Task prompt: Starting from the first line below, repeat the data exactly through to the last.

Records for this task:
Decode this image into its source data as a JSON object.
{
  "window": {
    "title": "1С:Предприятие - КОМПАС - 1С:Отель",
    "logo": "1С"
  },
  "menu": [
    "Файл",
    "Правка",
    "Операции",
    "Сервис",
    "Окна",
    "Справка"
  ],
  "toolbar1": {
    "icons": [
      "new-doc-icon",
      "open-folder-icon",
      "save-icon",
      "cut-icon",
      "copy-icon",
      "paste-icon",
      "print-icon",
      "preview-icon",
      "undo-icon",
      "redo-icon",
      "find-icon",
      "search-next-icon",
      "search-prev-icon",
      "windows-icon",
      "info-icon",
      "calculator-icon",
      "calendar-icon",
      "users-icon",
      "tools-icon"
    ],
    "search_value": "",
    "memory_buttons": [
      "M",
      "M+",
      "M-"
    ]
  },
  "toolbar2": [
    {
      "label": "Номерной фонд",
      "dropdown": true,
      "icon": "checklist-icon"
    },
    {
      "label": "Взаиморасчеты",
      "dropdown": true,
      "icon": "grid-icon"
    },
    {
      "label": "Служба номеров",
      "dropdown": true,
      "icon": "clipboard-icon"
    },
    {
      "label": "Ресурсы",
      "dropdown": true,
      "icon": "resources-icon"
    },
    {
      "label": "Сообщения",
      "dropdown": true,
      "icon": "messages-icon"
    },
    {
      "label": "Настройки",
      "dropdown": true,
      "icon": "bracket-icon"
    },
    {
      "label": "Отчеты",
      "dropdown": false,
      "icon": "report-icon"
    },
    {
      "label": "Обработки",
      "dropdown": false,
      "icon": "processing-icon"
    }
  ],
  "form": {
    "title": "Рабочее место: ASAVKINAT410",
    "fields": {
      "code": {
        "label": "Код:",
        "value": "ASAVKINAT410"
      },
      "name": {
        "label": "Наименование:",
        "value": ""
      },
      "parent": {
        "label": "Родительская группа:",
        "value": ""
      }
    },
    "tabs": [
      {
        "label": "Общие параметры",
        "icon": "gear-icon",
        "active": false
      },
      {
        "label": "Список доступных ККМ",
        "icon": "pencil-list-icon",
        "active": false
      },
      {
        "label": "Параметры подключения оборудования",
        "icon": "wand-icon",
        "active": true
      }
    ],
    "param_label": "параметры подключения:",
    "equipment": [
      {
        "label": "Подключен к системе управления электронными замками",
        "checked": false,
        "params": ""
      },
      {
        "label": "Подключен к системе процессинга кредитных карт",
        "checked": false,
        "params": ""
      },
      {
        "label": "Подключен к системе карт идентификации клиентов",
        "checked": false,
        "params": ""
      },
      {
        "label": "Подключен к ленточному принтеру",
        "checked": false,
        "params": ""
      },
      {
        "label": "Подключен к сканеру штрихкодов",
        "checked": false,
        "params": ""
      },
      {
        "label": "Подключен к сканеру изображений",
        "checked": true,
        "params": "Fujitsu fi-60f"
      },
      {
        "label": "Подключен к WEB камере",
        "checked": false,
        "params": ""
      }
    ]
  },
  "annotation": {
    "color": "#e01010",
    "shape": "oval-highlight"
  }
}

Answer area:
Decode this image into its source data as a JSON object.
{
  "window": {
    "title": "1С:Предприятие - КОМПАС - 1С:Отель",
    "logo": "1С"
  },
  "menu": [
    "Файл",
    "Правка",
    "Операции",
    "Сервис",
    "Окна",
    "Справка"
  ],
  "toolbar1": {
    "icons": [
      "new-doc-icon",
      "open-folder-icon",
      "save-icon",
      "cut-icon",
      "copy-icon",
      "paste-icon",
      "print-icon",
      "preview-icon",
      "undo-icon",
      "redo-icon",
      "find-icon",
      "search-next-icon",
      "search-prev-icon",
      "windows-icon",
      "info-icon",
      "calculator-icon",
      "calendar-icon",
      "users-icon",
      "tools-icon"
    ],
    "search_value": "",
    "memory_buttons": [
      "M",
      "M+",
      "M-"
    ]
  },
  "toolbar2": [
    {
      "label": "Номерной фонд",
      "dropdown": true,
      "icon": "checklist-icon"
    },
    {
      "label": "Взаиморасчеты",
      "dropdown": true,
      "icon": "grid-icon"
    },
    {
      "label": "Служба номеров",
      "dropdown": true,
      "icon": "clipboard-icon"
    },
    {
      "label": "Ресурсы",
      "dropdown": true,
      "icon": "resources-icon"
    },
    {
      "label": "Сообщения",
      "dropdown": true,
      "icon": "messages-icon"
    },
    {
      "label": "Настройки",
      "dropdown": true,
      "icon": "bracket-icon"
    },
    {
      "label": "Отчеты",
      "dropdown": false,
      "icon": "report-icon"
    },
    {
      "label": "Обработки",
      "dropdown": false,
      "icon": "processing-icon"
    }
  ],
  "form": {
    "title": "Рабочее место: ASAVKINAT410",
    "fields": {
      "code": {
        "label": "Код:",
        "value": "ASAVKINAT410"
      },
      "name": {
        "label": "Наименование:",
        "value": ""
      },
      "parent": {
        "label": "Родительская группа:",
        "value": ""
      }
    },
    "tabs": [
      {
        "label": "Общие параметры",
        "icon": "gear-icon",
        "active": false
      },
      {
        "label": "Список доступных ККМ",
        "icon": "pencil-list-icon",
        "active": false
      },
      {
        "label": "Параметры подключения оборудования",
        "icon": "wand-icon",
        "active": true
      }
    ],
    "param_label": "параметры подключения:",
    "equipment": [
      {
        "label": "Подключен к системе управления электронными замками",
        "checked": false,
        "params": ""
      },
      {
        "label": "Подключен к системе процессинга кредитных карт",
        "checked": false,
        "params": ""
      },
      {
        "label": "Подключен к системе карт идентификации клиентов",
        "checked": false,
        "params": ""
      },
      {
        "label": "Подключен к ленточному принтеру",
        "checked": false,
        "params": ""
      },
      {
        "label": "Подключен к сканеру штрихкодов",
        "checked": false,
        "params": ""
      },
      {
        "label": "Подключен к сканеру изображений",
        "checked": true,
        "params": "Fujitsu fi-60f"
      },
      {
        "label": "Подключен к WEB камере",
        "checked": false,
        "params": ""
      }
    ]
  },
  "annotation": {
    "color": "#e01010",
    "shape": "oval-highlight"
  }
}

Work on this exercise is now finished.